By Bridget Botelho, Senior Site Editor
AUSTIN, Texas — A session here at Dell World on the convergence of endpoint devices turned out to be a support group for administrators dealing with the consumerization of IT and bring-your-own-device policies.
About 100 IT folks weighed the pros and cons of bring-your-own-device (BYOD) policies and shared their experiences of begrudgingly supporting personal smartphones, iPads and other tablets in addition to corporate-owned PCs.
Part of the problem is that the BYOD concept goes against the ideals of platform standardization in corporations. Tablets are convenient, but they have limitations, so end users can’t ditch their PCs entirely.

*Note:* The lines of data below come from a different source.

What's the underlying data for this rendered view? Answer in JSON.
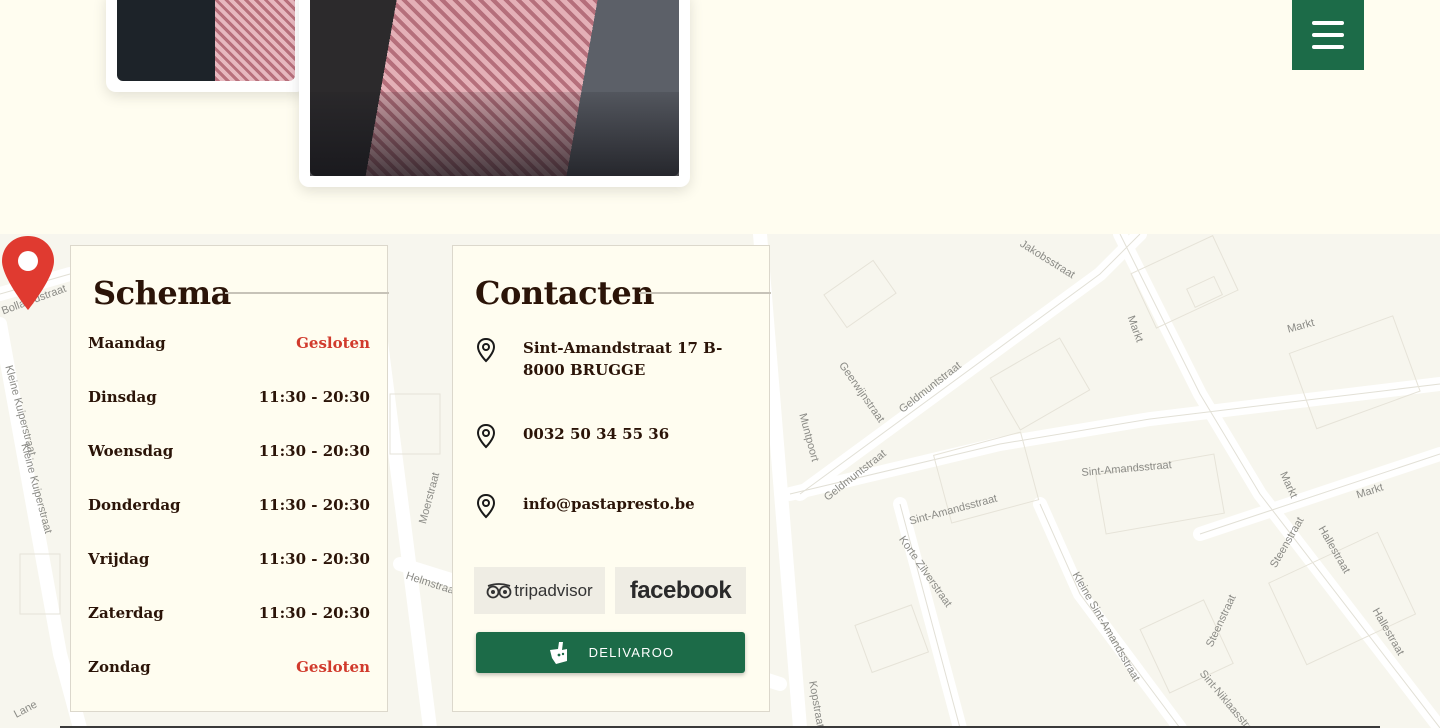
{
  "menu": {
    "aria": "menu"
  },
  "schedule": {
    "title": "Schema",
    "rows": [
      {
        "day": "Maandag",
        "hours": "Gesloten",
        "closed": true
      },
      {
        "day": "Dinsdag",
        "hours": "11:30 - 20:30",
        "closed": false
      },
      {
        "day": "Woensdag",
        "hours": "11:30 - 20:30",
        "closed": false
      },
      {
        "day": "Donderdag",
        "hours": "11:30 - 20:30",
        "closed": false
      },
      {
        "day": "Vrijdag",
        "hours": "11:30 - 20:30",
        "closed": false
      },
      {
        "day": "Zaterdag",
        "hours": "11:30 - 20:30",
        "closed": false
      },
      {
        "day": "Zondag",
        "hours": "Gesloten",
        "closed": true
      }
    ]
  },
  "contact": {
    "title": "Contacten",
    "address_line1": "Sint-Amandstraat 17 B-",
    "address_line2": "8000 BRUGGE",
    "phone": "0032 50 34 55 36",
    "email": "info@pastapresto.be",
    "tripadvisor_label": "tripadvisor",
    "facebook_label": "facebook",
    "deliveroo_label": "DELIVAROO"
  },
  "map": {
    "streets": [
      "Bollaardstraat",
      "Kleine Kuiperstraat",
      "Kleine Kuiperstraat",
      "Moerstraat",
      "Helmstraa",
      "Geerwijnstraat",
      "Geldmuntstraat",
      "Geldmuntstraat",
      "Muntpoort",
      "Sint-Amandsstraat",
      "Sint-Amandsstraat",
      "Korte Zilverstraat",
      "Kleine Sint-Amandsstraat",
      "Markt",
      "Markt",
      "Markt",
      "Markt",
      "Steenstraat",
      "Steenstraat",
      "Hallestraat",
      "Hallestraat",
      "Sint-Niklaasstraat",
      "Jakobsstraat",
      "Kopstraat",
      "Lane"
    ],
    "pin_color": "#e03a30"
  },
  "colors": {
    "brand_green": "#1c6b48",
    "closed_red": "#d13a2c",
    "text_brown": "#2b1408",
    "background": "#fffdf0"
  }
}
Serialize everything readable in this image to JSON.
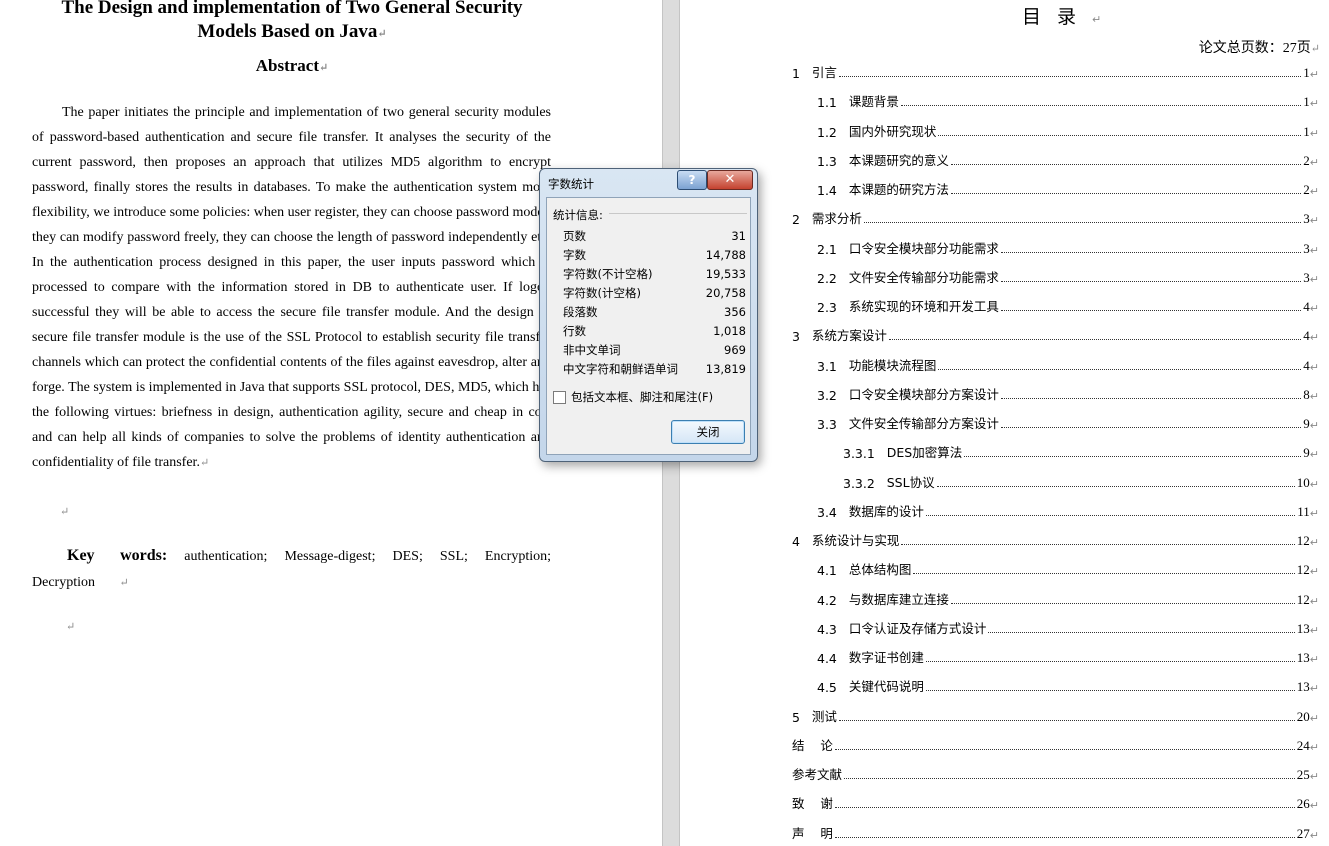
{
  "left_page": {
    "title": "The Design and implementation of Two General Security Models Based on Java",
    "abstract_heading": "Abstract",
    "abstract_body": "The paper initiates the principle and implementation of two general security modules of password-based authentication and secure file transfer. It analyses the security of the current password, then proposes an approach that utilizes MD5 algorithm to encrypt password, finally stores the results in databases. To make the authentication system more flexibility, we introduce some policies: when user register, they can choose password model, they can modify password freely, they can choose the length of password independently etc. In the authentication process designed in this paper, the user inputs password which is processed to compare with the information stored in DB to authenticate user. If logon successful they will be able to access the secure file transfer module. And the design of secure file transfer module is the use of the SSL Protocol to establish security file transfer channels which can protect the confidential contents of the files against eavesdrop, alter and forge. The system is implemented in Java that supports SSL protocol, DES, MD5, which has the following virtues: briefness in design, authentication agility, secure and cheap in cost and can help all kinds of companies to solve the problems of identity authentication and confidentiality of file transfer.",
    "keywords_label": "Key words:",
    "keywords_text": "authentication; Message-digest; DES; SSL; Encryption; Decryption",
    "paragraph_mark": "↵"
  },
  "right_page": {
    "toc_title": "目录",
    "page_count": "论文总页数：27页",
    "toc": [
      {
        "num": "1   ",
        "text": "引言",
        "page": "1"
      },
      {
        "num": "1.1   ",
        "text": "课题背景",
        "page": "1"
      },
      {
        "num": "1.2   ",
        "text": "国内外研究现状",
        "page": "1"
      },
      {
        "num": "1.3   ",
        "text": "本课题研究的意义",
        "page": "2"
      },
      {
        "num": "1.4   ",
        "text": "本课题的研究方法",
        "page": "2"
      },
      {
        "num": "2   ",
        "text": "需求分析",
        "page": "3"
      },
      {
        "num": "2.1   ",
        "text": "口令安全模块部分功能需求",
        "page": "3"
      },
      {
        "num": "2.2   ",
        "text": "文件安全传输部分功能需求",
        "page": "3"
      },
      {
        "num": "2.3   ",
        "text": "系统实现的环境和开发工具",
        "page": "4"
      },
      {
        "num": "3   ",
        "text": "系统方案设计",
        "page": "4"
      },
      {
        "num": "3.1   ",
        "text": "功能模块流程图",
        "page": "4"
      },
      {
        "num": "3.2   ",
        "text": "口令安全模块部分方案设计",
        "page": "8"
      },
      {
        "num": "3.3   ",
        "text": "文件安全传输部分方案设计",
        "page": "9"
      },
      {
        "num": "3.3.1   ",
        "text": "DES加密算法",
        "page": "9"
      },
      {
        "num": "3.3.2   ",
        "text": "SSL协议",
        "page": "10"
      },
      {
        "num": "3.4   ",
        "text": "数据库的设计",
        "page": "11"
      },
      {
        "num": "4   ",
        "text": "系统设计与实现",
        "page": "12"
      },
      {
        "num": "4.1   ",
        "text": "总体结构图",
        "page": "12"
      },
      {
        "num": "4.2   ",
        "text": "与数据库建立连接",
        "page": "12"
      },
      {
        "num": "4.3   ",
        "text": "口令认证及存储方式设计",
        "page": "13"
      },
      {
        "num": "4.4   ",
        "text": "数字证书创建",
        "page": "13"
      },
      {
        "num": "4.5   ",
        "text": "关键代码说明",
        "page": "13"
      },
      {
        "num": "5   ",
        "text": "测试",
        "page": "20"
      },
      {
        "num": "",
        "text": "结    论",
        "page": "24"
      },
      {
        "num": "",
        "text": "参考文献",
        "page": "25"
      },
      {
        "num": "",
        "text": "致    谢",
        "page": "26"
      },
      {
        "num": "",
        "text": "声    明",
        "page": "27"
      }
    ]
  },
  "dialog": {
    "title": "字数统计",
    "help_label": "?",
    "close_x_label": "✕",
    "section_label": "统计信息:",
    "stats": [
      {
        "label": "页数",
        "value": "31"
      },
      {
        "label": "字数",
        "value": "14,788"
      },
      {
        "label": "字符数(不计空格)",
        "value": "19,533"
      },
      {
        "label": "字符数(计空格)",
        "value": "20,758"
      },
      {
        "label": "段落数",
        "value": "356"
      },
      {
        "label": "行数",
        "value": "1,018"
      },
      {
        "label": "非中文单词",
        "value": "969"
      },
      {
        "label": "中文字符和朝鲜语单词",
        "value": "13,819"
      }
    ],
    "checkbox_label": "包括文本框、脚注和尾注(F)",
    "checkbox_checked": false,
    "close_button_label": "关闭"
  }
}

“Users can’t use their iPad to run AutoCAD, but they don’t care,” one attendee said. “They still want one. All we can do is be flexible and suggest specs and configurations, but we see the gamut of devices anyway.”

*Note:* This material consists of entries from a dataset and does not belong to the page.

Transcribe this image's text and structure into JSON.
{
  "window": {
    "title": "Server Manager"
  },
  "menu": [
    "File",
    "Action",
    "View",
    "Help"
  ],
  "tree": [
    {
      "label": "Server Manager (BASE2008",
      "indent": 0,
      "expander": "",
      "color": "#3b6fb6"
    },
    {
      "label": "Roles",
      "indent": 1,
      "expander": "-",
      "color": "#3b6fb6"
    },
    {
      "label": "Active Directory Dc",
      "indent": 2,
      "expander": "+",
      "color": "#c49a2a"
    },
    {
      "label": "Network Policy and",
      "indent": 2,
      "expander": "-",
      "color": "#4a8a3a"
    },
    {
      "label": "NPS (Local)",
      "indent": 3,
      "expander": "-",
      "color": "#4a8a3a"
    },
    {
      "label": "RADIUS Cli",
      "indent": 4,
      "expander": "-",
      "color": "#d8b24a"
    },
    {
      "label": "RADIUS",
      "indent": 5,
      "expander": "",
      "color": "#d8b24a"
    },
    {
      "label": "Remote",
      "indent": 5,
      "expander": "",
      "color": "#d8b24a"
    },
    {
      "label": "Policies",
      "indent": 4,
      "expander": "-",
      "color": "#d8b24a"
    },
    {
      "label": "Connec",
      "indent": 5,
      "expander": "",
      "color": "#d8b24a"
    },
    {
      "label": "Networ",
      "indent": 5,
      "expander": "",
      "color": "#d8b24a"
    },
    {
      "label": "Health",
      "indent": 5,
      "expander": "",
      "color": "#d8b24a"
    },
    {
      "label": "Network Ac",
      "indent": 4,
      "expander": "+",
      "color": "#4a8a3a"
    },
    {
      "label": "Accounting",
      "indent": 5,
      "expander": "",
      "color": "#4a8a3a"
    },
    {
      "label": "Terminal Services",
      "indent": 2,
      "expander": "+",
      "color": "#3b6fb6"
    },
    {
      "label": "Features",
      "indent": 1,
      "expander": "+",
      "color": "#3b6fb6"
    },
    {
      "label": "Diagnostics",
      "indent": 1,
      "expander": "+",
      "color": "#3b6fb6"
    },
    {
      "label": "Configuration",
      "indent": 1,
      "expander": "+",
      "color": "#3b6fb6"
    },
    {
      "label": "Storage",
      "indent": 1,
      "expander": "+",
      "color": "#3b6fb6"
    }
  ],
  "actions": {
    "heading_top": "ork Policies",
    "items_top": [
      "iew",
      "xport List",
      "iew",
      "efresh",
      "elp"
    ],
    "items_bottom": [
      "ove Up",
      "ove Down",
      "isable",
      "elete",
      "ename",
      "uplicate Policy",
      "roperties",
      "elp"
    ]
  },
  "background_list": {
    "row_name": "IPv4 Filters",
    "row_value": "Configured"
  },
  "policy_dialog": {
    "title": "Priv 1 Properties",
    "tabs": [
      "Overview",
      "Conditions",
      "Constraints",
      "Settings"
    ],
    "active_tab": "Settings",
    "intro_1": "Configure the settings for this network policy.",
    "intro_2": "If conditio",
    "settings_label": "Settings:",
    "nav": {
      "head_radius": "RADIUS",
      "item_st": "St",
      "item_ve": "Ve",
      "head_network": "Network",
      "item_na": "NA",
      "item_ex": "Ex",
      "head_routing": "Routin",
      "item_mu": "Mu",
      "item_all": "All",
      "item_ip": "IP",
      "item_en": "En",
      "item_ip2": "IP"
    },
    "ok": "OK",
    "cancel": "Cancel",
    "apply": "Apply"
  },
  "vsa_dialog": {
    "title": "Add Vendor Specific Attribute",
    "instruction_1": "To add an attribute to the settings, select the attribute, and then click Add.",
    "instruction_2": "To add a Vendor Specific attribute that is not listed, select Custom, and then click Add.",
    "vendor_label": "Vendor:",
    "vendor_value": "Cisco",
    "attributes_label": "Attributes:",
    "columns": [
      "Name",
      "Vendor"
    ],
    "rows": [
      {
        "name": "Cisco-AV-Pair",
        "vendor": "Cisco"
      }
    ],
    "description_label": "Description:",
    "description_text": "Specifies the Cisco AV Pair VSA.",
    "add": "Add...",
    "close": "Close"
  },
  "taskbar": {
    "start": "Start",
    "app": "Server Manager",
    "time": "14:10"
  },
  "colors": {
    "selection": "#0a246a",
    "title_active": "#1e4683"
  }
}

“You have to support them, because end users are circumventing IT in ways you wouldn’t believe,” another attendee said.
In companies that do let employees use their tablets for work, IT ends up managing multiple platforms per end user, which is obviously not a popular concept among time-strapped administrators.
“We have all of these employees who want iPads, and if we let them use those devices, we end up supporting all these different browsers and applications and wireless environments,” one attendee griped. “These are the same employees who don’t even know what a wireless connection is.”
Other attendees shared stories of end users who they said are too clueless to take responsibility for their own devices — particularly when running corporate applications on them. Many end users don’t know how to ensure a connection is secure, for instance.
One answer to that problem is desktop virtualization, which lets IT remotely deliver a corporate desktop image and also kill that image if a device is stolen, compromised or infected by a virus.
There are plenty of IT shops that support BYOD using desktop virtualization, particularly in higher education, where students bring their own Macs, iPads and Android devices and expect to access university apps and data on those devices anytime, from anywhere.
The corporate world uses that approach as well. One session attendee said her employer gives each employee a $1,200 stipend every three years to buy devices and support from the vendor of his or her choice, so that the company IT department does not have to support those devices. Administrators simply deliver virtual desktops to end users and manage the desktop image on the back end.
Whether that approach to BYOD saves companies money depends, because large companies get client devices at a corporate discount. Desktop virtualization isn’t exactly cheap, either, and there are also some performance limitations with remote desktops that vendors still have to overcome.
But the multi-device movement is happening with or without IT support, so it’s a good idea to investigate some BYOD options. As Steve Schuckenbrock, president of Dell Services, said this week, IT has little choice but to embrace the notion of consumerization.
“The always-on, always-available infrastructure is bringing itself to bear in the commercial space,” he said. “CIOs can either fend it off or embrace it and support the availability everywhere, anytime. … It’s innovate or die.”